You may be correct there, but... Part of the problem is the timing. If they expedite the matter, when would the oral arguments be? Spring? And, then a decision before the end of the term? That means dropping in the middle of the summer, not that long before the elections. If Justice Kennedy jumps ship, and brings CJ Roberts, that will likely drive Republican votes, possibly giving the election to the Republican nominee. I think that a pro-Administration ruling would drive more votes (against the Dems), than an anti-Administration ruling would fire up the Dems.

That is the thing - timing is everything here. If a Republican wins the election for President, and the Supreme Court hasn't ruled, the DAPA will likely be almost immediately revoked by the incoming Republican Administration - probably as one of its first moves. Which would leave the Supreme Court having stuck its neck out, and then had the case mooted under them. That is maybe part of why they try not to take cases that aren't final. Which may be the easiest thing to do here - not grant Cert. because the decision below isn't, yet, final.

Which gets me to how could the Supreme Court rule in favor of the Administration? I would think that the easiest approach would be to deny standing. That way, the states don't get to court, and the decisions below are dismissed. The problem there is that these states seem better position than MA, which got standing to sue the EPA for (bogus) global warming. How do they take standing away from the states this way, without reversing the MA EPA case? Much easier to have done the opposite - give the states standing here, and not have given it to MA back then. But, it it too late for that.

The alternative is to reverse on the merits. But, the Administration didn't bother to even try to conform to the APA. How do they craft a rule that would affirm this practice, without gutting the APA? How do they keep subsequent Administrations from just imposing rules without going through the statutory formal rule making process? I think that the Supreme Court would have a very messy time doing that.

The Chief Justice has shown himself willing to dance on the head of pins to get around the specific wording of statutes in politically charged cases like the ObamaCare cases. Is he willing to do so again?

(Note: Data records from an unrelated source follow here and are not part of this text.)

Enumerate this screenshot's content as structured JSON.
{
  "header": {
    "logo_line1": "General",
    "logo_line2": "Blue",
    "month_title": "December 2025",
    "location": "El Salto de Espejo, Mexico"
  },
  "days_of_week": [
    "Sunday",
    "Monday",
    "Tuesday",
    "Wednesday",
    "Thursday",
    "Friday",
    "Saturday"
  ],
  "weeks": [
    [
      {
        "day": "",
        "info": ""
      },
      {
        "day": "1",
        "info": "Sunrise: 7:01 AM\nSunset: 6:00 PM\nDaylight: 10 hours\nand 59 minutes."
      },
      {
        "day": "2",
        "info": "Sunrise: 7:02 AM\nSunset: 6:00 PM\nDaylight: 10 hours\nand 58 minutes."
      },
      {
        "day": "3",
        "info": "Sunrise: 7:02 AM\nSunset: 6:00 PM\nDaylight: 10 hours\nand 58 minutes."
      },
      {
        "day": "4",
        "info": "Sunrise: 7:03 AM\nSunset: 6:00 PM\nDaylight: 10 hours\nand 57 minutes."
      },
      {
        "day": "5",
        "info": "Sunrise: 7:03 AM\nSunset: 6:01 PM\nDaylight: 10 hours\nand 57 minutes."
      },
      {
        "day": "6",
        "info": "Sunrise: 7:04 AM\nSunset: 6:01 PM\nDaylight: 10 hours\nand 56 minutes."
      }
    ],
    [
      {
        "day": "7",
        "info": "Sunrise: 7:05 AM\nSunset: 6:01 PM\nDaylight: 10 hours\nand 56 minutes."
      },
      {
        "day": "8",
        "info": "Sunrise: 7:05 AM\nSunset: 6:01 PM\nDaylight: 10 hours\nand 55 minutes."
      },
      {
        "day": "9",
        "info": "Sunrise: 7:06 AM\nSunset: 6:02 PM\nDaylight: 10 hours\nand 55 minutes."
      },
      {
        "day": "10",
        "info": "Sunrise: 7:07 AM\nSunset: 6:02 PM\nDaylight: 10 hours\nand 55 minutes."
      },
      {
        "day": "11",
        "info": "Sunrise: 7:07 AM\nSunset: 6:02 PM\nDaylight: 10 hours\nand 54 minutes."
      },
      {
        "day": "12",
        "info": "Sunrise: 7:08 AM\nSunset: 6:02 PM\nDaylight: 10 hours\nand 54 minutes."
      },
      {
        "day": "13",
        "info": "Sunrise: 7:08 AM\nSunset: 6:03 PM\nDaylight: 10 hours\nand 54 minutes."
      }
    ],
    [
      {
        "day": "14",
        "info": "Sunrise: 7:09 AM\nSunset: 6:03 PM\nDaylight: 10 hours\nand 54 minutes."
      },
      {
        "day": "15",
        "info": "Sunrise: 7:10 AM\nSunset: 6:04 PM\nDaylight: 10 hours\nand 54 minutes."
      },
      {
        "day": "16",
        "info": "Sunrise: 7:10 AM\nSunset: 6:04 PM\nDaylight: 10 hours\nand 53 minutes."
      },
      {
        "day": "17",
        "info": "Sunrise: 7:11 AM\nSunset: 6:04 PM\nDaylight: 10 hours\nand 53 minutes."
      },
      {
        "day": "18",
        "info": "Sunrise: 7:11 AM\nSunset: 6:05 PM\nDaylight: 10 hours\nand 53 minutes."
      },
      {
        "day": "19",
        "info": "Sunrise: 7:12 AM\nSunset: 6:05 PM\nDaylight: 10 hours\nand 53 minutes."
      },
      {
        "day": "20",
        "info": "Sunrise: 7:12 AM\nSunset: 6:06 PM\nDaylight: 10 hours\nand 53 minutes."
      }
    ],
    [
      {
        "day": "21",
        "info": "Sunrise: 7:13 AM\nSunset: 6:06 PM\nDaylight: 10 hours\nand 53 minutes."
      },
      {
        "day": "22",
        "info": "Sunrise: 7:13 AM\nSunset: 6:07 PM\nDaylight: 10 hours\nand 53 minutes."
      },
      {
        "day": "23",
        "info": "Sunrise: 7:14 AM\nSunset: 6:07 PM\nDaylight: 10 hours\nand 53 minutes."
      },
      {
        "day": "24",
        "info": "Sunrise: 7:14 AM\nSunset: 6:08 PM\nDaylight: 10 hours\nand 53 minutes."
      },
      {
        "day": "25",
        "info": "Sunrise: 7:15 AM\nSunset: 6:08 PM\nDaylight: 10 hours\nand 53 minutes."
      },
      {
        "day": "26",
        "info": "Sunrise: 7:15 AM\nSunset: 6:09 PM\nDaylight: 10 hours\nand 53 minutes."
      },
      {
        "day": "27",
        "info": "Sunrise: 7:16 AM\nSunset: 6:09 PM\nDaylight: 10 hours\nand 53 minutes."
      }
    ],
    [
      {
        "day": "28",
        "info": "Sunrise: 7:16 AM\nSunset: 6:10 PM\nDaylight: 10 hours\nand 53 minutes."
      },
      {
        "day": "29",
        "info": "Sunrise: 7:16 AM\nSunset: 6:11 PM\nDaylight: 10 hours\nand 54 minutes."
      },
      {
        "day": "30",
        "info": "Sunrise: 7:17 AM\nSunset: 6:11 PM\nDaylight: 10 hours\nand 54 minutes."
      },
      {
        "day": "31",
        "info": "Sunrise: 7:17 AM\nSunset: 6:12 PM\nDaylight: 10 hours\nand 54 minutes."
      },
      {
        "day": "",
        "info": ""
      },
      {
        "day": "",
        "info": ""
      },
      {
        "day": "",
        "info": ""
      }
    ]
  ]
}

Or, does he and Justice Kennedy want to reconnect with the Republicans who put them on the high court?

Of course, these are just my ill informed thoughts. Many here are probably much better positioned to game this than I am.